Please set down every entry from the listing below, word for word.

DATASET RECORDS

>>>>

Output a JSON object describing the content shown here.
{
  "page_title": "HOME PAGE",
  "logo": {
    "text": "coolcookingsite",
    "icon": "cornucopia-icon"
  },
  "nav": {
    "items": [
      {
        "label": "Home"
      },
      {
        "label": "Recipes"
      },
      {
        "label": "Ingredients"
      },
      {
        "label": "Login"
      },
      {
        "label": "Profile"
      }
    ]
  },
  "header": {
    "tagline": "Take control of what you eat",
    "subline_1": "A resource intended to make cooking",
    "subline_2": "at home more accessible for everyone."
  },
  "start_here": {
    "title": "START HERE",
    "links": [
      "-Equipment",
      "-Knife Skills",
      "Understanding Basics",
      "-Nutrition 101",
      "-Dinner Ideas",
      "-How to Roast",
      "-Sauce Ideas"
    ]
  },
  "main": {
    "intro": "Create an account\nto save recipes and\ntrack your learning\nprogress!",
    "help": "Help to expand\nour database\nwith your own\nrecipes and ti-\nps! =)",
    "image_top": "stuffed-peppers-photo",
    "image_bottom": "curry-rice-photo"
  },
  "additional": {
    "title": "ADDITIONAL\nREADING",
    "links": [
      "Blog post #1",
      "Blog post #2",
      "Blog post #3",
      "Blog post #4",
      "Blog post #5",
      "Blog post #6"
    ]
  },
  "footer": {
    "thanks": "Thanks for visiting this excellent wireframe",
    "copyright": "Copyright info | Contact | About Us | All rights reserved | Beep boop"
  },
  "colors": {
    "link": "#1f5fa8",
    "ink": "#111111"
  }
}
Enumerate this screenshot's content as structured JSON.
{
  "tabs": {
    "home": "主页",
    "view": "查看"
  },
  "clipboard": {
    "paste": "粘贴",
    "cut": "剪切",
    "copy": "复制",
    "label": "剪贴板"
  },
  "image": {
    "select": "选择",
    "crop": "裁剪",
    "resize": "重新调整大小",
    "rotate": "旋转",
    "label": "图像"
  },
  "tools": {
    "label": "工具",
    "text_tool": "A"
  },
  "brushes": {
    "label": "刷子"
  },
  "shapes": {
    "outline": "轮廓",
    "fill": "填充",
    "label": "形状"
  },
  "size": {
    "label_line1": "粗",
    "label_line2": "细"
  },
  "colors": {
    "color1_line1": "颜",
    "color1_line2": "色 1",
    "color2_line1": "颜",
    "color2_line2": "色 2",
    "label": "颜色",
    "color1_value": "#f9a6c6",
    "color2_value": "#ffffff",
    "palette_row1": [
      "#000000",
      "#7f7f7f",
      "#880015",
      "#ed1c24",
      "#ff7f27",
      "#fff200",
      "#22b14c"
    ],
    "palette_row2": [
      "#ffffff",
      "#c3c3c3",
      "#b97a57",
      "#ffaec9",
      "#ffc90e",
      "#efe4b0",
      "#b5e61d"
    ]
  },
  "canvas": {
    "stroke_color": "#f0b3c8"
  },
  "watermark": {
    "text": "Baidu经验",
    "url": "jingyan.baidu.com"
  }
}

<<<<

OUTPUT FOR THIS EXERCISE
Output a JSON object describing the content shown here.
{
  "page_title": "HOME PAGE",
  "logo": {
    "text": "coolcookingsite",
    "icon": "cornucopia-icon"
  },
  "nav": {
    "items": [
      {
        "label": "Home"
      },
      {
        "label": "Recipes"
      },
      {
        "label": "Ingredients"
      },
      {
        "label": "Login"
      },
      {
        "label": "Profile"
      }
    ]
  },
  "header": {
    "tagline": "Take control of what you eat",
    "subline_1": "A resource intended to make cooking",
    "subline_2": "at home more accessible for everyone."
  },
  "start_here": {
    "title": "START HERE",
    "links": [
      "-Equipment",
      "-Knife Skills",
      "Understanding Basics",
      "-Nutrition 101",
      "-Dinner Ideas",
      "-How to Roast",
      "-Sauce Ideas"
    ]
  },
  "main": {
    "intro": "Create an account\nto save recipes and\ntrack your learning\nprogress!",
    "help": "Help to expand\nour database\nwith your own\nrecipes and ti-\nps! =)",
    "image_top": "stuffed-peppers-photo",
    "image_bottom": "curry-rice-photo"
  },
  "additional": {
    "title": "ADDITIONAL\nREADING",
    "links": [
      "Blog post #1",
      "Blog post #2",
      "Blog post #3",
      "Blog post #4",
      "Blog post #5",
      "Blog post #6"
    ]
  },
  "footer": {
    "thanks": "Thanks for visiting this excellent wireframe",
    "copyright": "Copyright info | Contact | About Us | All rights reserved | Beep boop"
  },
  "colors": {
    "link": "#1f5fa8",
    "ink": "#111111"
  }
}
Enumerate this screenshot's content as structured JSON.
{
  "tabs": {
    "home": "主页",
    "view": "查看"
  },
  "clipboard": {
    "paste": "粘贴",
    "cut": "剪切",
    "copy": "复制",
    "label": "剪贴板"
  },
  "image": {
    "select": "选择",
    "crop": "裁剪",
    "resize": "重新调整大小",
    "rotate": "旋转",
    "label": "图像"
  },
  "tools": {
    "label": "工具",
    "text_tool": "A"
  },
  "brushes": {
    "label": "刷子"
  },
  "shapes": {
    "outline": "轮廓",
    "fill": "填充",
    "label": "形状"
  },
  "size": {
    "label_line1": "粗",
    "label_line2": "细"
  },
  "colors": {
    "color1_line1": "颜",
    "color1_line2": "色 1",
    "color2_line1": "颜",
    "color2_line2": "色 2",
    "label": "颜色",
    "color1_value": "#f9a6c6",
    "color2_value": "#ffffff",
    "palette_row1": [
      "#000000",
      "#7f7f7f",
      "#880015",
      "#ed1c24",
      "#ff7f27",
      "#fff200",
      "#22b14c"
    ],
    "palette_row2": [
      "#ffffff",
      "#c3c3c3",
      "#b97a57",
      "#ffaec9",
      "#ffc90e",
      "#efe4b0",
      "#b5e61d"
    ]
  },
  "canvas": {
    "stroke_color": "#f0b3c8"
  },
  "watermark": {
    "text": "Baidu经验",
    "url": "jingyan.baidu.com"
  }
}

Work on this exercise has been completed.